— Extracted information —
((

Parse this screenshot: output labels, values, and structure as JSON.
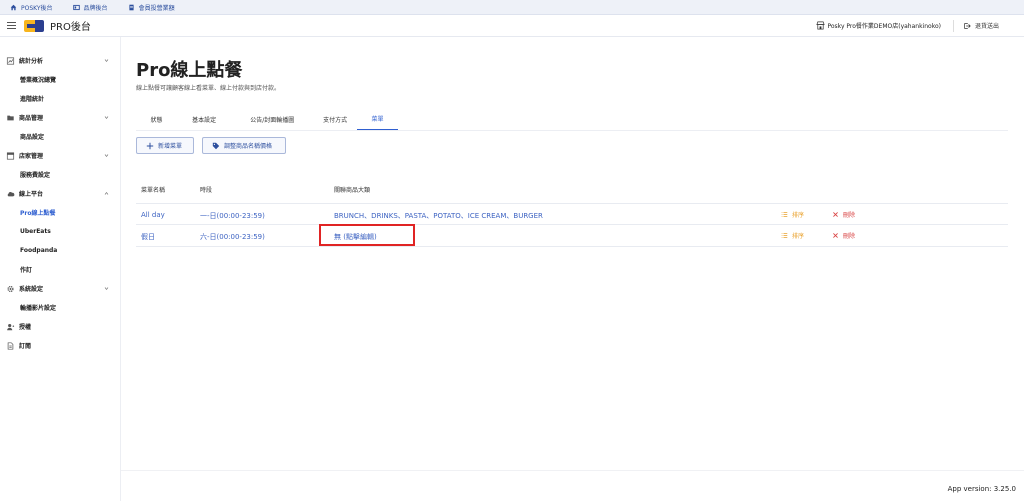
{
  "topbar": {
    "items": [
      {
        "label": "POSKY後台",
        "icon": "home-icon"
      },
      {
        "label": "品牌後台",
        "icon": "dashboard-icon"
      },
      {
        "label": "會員投營業額",
        "icon": "document-icon"
      }
    ]
  },
  "header": {
    "brand": "PRO後台",
    "store": "Posky Pro餐作業DEMO店(yahankinoko)",
    "logout": "退貨送出"
  },
  "sidebar": {
    "items": [
      {
        "label": "統計分析",
        "type": "group",
        "icon": "chart-icon"
      },
      {
        "label": "營業概況總覽",
        "type": "sub"
      },
      {
        "label": "進階統計",
        "type": "sub"
      },
      {
        "label": "商品管理",
        "type": "group",
        "icon": "folder-icon"
      },
      {
        "label": "商品設定",
        "type": "sub"
      },
      {
        "label": "店家管理",
        "type": "group",
        "icon": "store-icon"
      },
      {
        "label": "服務費設定",
        "type": "sub"
      },
      {
        "label": "線上平台",
        "type": "group",
        "icon": "cloud-icon"
      },
      {
        "label": "Pro線上點餐",
        "type": "sub",
        "active": true
      },
      {
        "label": "UberEats",
        "type": "sub"
      },
      {
        "label": "Foodpanda",
        "type": "sub"
      },
      {
        "label": "作訂",
        "type": "sub"
      },
      {
        "label": "系統設定",
        "type": "group",
        "icon": "gear-icon"
      },
      {
        "label": "輪播影片設定",
        "type": "sub"
      },
      {
        "label": "授權",
        "type": "group",
        "icon": "user-icon"
      },
      {
        "label": "訂閱",
        "type": "group",
        "icon": "file-icon"
      }
    ]
  },
  "main": {
    "title": "Pro線上點餐",
    "subtitle": "線上點餐可讓顧客線上看菜單、線上付款與到店付款。",
    "tabs": [
      "狀態",
      "基本設定",
      "公告/封面輪播圖",
      "支付方式",
      "菜單"
    ],
    "active_tab": 4,
    "buttons": {
      "add_menu": "新增菜單",
      "adjust_price": "調整商品名稱價格"
    },
    "table": {
      "headers": [
        "菜單名稱",
        "時段",
        "關聯商品大類"
      ],
      "rows": [
        {
          "name": "All day",
          "period": "一-日(00:00-23:59)",
          "categories": "BRUNCH、DRINKS、PASTA、POTATO、ICE CREAM、BURGER",
          "sort": "排序",
          "delete": "刪除"
        },
        {
          "name": "假日",
          "period": "六-日(00:00-23:59)",
          "categories": "無 (點擊編輯)",
          "sort": "排序",
          "delete": "刪除"
        }
      ]
    },
    "version": "App version: 3.25.0"
  },
  "colors": {
    "accent": "#2f5fd0",
    "sort": "#e9a02a",
    "delete": "#d94242",
    "highlight": "#e02424"
  }
}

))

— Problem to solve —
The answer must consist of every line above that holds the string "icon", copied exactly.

— Written solution —
        "icon": "home-icon"
        "icon": "dashboard-icon"
        "icon": "document-icon"
        "icon": "chart-icon"
        "icon": "folder-icon"
        "icon": "store-icon"
        "icon": "cloud-icon"
        "icon": "gear-icon"
        "icon": "user-icon"
        "icon": "file-icon"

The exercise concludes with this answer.